◆ Work request:
Write out all the entries word for word and omit any pictures.

◆ Task data:

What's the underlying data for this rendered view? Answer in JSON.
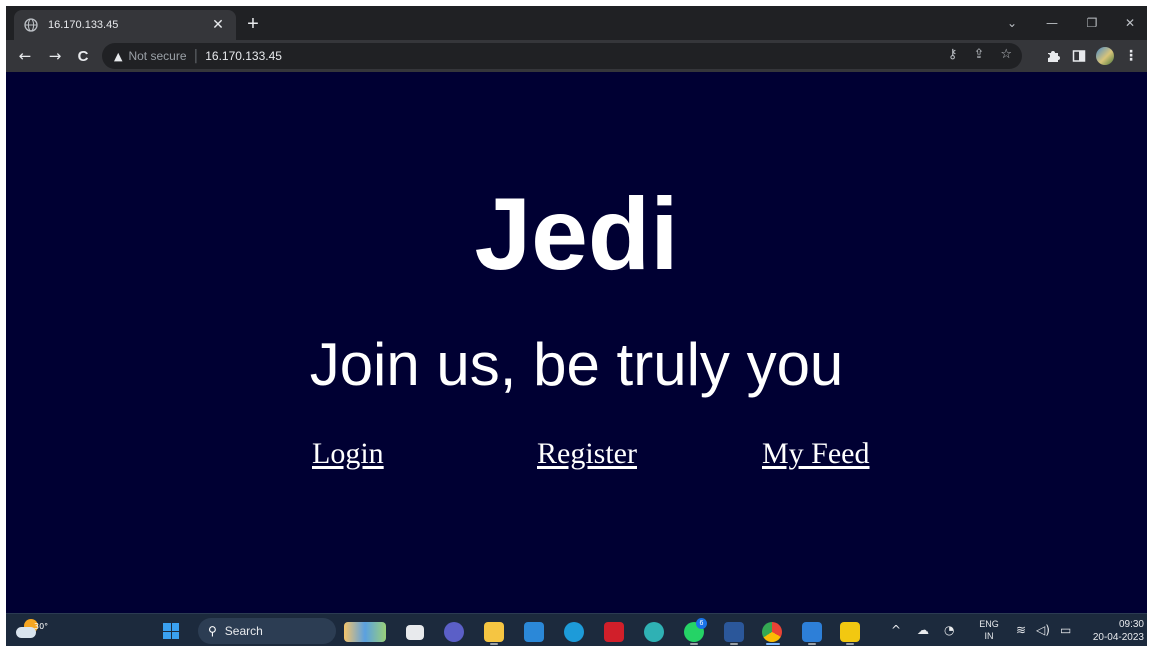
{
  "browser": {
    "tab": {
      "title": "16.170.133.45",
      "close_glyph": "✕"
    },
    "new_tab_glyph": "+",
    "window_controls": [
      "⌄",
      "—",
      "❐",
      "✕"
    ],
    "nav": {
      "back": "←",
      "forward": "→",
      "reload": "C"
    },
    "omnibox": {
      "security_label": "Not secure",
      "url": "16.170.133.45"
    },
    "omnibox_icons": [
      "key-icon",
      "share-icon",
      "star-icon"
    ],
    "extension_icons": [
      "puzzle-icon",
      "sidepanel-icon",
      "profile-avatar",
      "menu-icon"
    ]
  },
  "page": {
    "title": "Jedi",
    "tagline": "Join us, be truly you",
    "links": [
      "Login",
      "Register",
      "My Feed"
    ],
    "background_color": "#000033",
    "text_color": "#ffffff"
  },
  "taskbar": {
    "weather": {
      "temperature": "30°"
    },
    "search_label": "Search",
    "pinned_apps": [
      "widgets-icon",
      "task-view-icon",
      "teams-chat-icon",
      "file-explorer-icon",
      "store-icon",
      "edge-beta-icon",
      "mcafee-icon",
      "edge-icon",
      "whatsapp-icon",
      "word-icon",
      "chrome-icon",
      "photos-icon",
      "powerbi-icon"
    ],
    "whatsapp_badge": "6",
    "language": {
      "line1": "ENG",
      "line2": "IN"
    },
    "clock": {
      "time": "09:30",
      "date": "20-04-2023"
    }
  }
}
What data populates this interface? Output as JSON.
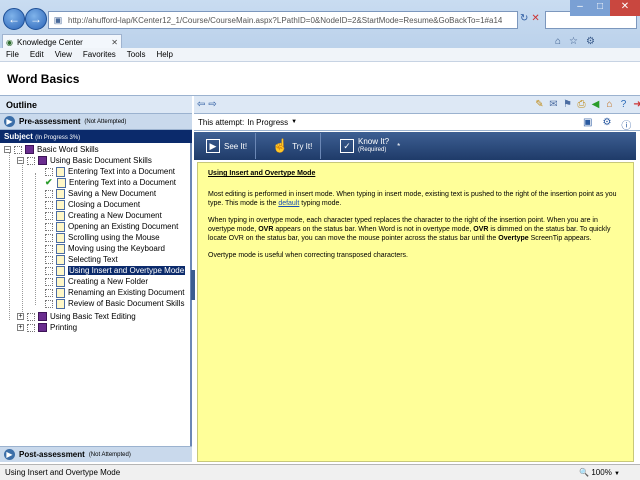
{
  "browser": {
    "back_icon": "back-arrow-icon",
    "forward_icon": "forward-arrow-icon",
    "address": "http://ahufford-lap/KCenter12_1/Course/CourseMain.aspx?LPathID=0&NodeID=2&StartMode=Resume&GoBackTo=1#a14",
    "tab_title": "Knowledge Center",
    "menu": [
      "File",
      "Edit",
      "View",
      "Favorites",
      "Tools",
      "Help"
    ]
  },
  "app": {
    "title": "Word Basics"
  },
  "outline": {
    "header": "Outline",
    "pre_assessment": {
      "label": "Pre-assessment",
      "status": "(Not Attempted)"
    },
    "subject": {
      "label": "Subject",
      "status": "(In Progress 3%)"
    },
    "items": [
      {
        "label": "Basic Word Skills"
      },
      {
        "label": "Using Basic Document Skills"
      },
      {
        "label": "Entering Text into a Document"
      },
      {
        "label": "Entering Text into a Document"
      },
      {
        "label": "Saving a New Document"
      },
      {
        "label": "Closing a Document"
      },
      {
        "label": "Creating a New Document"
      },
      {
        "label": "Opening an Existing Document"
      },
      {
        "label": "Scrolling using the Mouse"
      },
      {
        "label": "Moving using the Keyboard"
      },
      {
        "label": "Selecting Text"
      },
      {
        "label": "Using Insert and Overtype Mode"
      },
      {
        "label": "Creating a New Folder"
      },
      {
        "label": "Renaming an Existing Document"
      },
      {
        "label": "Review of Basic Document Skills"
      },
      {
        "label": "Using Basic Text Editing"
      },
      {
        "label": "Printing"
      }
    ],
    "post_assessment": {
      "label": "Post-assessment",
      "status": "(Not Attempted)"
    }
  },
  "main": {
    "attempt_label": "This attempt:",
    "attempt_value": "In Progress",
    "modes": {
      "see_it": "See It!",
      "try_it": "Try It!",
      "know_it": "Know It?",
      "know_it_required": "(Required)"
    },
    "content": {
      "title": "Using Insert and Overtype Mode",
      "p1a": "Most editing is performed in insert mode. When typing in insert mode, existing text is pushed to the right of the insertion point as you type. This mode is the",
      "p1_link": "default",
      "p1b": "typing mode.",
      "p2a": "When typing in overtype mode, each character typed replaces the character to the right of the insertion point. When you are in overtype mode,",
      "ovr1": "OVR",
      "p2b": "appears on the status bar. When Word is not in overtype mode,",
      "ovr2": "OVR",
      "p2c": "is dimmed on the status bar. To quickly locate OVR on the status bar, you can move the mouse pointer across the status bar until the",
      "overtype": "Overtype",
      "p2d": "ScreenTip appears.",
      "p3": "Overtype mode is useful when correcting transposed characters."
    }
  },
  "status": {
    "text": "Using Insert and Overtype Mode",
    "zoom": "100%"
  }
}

◆ Expected answer:
What's the underlying data for this rendered view? Answer in JSON.
{
  "browser": {
    "tab": {
      "title": "16.170.133.45",
      "close_glyph": "✕"
    },
    "new_tab_glyph": "+",
    "window_controls": [
      "⌄",
      "—",
      "❐",
      "✕"
    ],
    "nav": {
      "back": "←",
      "forward": "→",
      "reload": "C"
    },
    "omnibox": {
      "security_label": "Not secure",
      "url": "16.170.133.45"
    },
    "omnibox_icons": [
      "key-icon",
      "share-icon",
      "star-icon"
    ],
    "extension_icons": [
      "puzzle-icon",
      "sidepanel-icon",
      "profile-avatar",
      "menu-icon"
    ]
  },
  "page": {
    "title": "Jedi",
    "tagline": "Join us, be truly you",
    "links": [
      "Login",
      "Register",
      "My Feed"
    ],
    "background_color": "#000033",
    "text_color": "#ffffff"
  },
  "taskbar": {
    "weather": {
      "temperature": "30°"
    },
    "search_label": "Search",
    "pinned_apps": [
      "widgets-icon",
      "task-view-icon",
      "teams-chat-icon",
      "file-explorer-icon",
      "store-icon",
      "edge-beta-icon",
      "mcafee-icon",
      "edge-icon",
      "whatsapp-icon",
      "word-icon",
      "chrome-icon",
      "photos-icon",
      "powerbi-icon"
    ],
    "whatsapp_badge": "6",
    "language": {
      "line1": "ENG",
      "line2": "IN"
    },
    "clock": {
      "time": "09:30",
      "date": "20-04-2023"
    }
  }
}
What data populates this interface? Output as JSON.
{
  "browser": {
    "back_icon": "back-arrow-icon",
    "forward_icon": "forward-arrow-icon",
    "address": "http://ahufford-lap/KCenter12_1/Course/CourseMain.aspx?LPathID=0&NodeID=2&StartMode=Resume&GoBackTo=1#a14",
    "tab_title": "Knowledge Center",
    "menu": [
      "File",
      "Edit",
      "View",
      "Favorites",
      "Tools",
      "Help"
    ]
  },
  "app": {
    "title": "Word Basics"
  },
  "outline": {
    "header": "Outline",
    "pre_assessment": {
      "label": "Pre-assessment",
      "status": "(Not Attempted)"
    },
    "subject": {
      "label": "Subject",
      "status": "(In Progress 3%)"
    },
    "items": [
      {
        "label": "Basic Word Skills"
      },
      {
        "label": "Using Basic Document Skills"
      },
      {
        "label": "Entering Text into a Document"
      },
      {
        "label": "Entering Text into a Document"
      },
      {
        "label": "Saving a New Document"
      },
      {
        "label": "Closing a Document"
      },
      {
        "label": "Creating a New Document"
      },
      {
        "label": "Opening an Existing Document"
      },
      {
        "label": "Scrolling using the Mouse"
      },
      {
        "label": "Moving using the Keyboard"
      },
      {
        "label": "Selecting Text"
      },
      {
        "label": "Using Insert and Overtype Mode"
      },
      {
        "label": "Creating a New Folder"
      },
      {
        "label": "Renaming an Existing Document"
      },
      {
        "label": "Review of Basic Document Skills"
      },
      {
        "label": "Using Basic Text Editing"
      },
      {
        "label": "Printing"
      }
    ],
    "post_assessment": {
      "label": "Post-assessment",
      "status": "(Not Attempted)"
    }
  },
  "main": {
    "attempt_label": "This attempt:",
    "attempt_value": "In Progress",
    "modes": {
      "see_it": "See It!",
      "try_it": "Try It!",
      "know_it": "Know It?",
      "know_it_required": "(Required)"
    },
    "content": {
      "title": "Using Insert and Overtype Mode",
      "p1a": "Most editing is performed in insert mode. When typing in insert mode, existing text is pushed to the right of the insertion point as you type. This mode is the",
      "p1_link": "default",
      "p1b": "typing mode.",
      "p2a": "When typing in overtype mode, each character typed replaces the character to the right of the insertion point. When you are in overtype mode,",
      "ovr1": "OVR",
      "p2b": "appears on the status bar. When Word is not in overtype mode,",
      "ovr2": "OVR",
      "p2c": "is dimmed on the status bar. To quickly locate OVR on the status bar, you can move the mouse pointer across the status bar until the",
      "overtype": "Overtype",
      "p2d": "ScreenTip appears.",
      "p3": "Overtype mode is useful when correcting transposed characters."
    }
  },
  "status": {
    "text": "Using Insert and Overtype Mode",
    "zoom": "100%"
  }
}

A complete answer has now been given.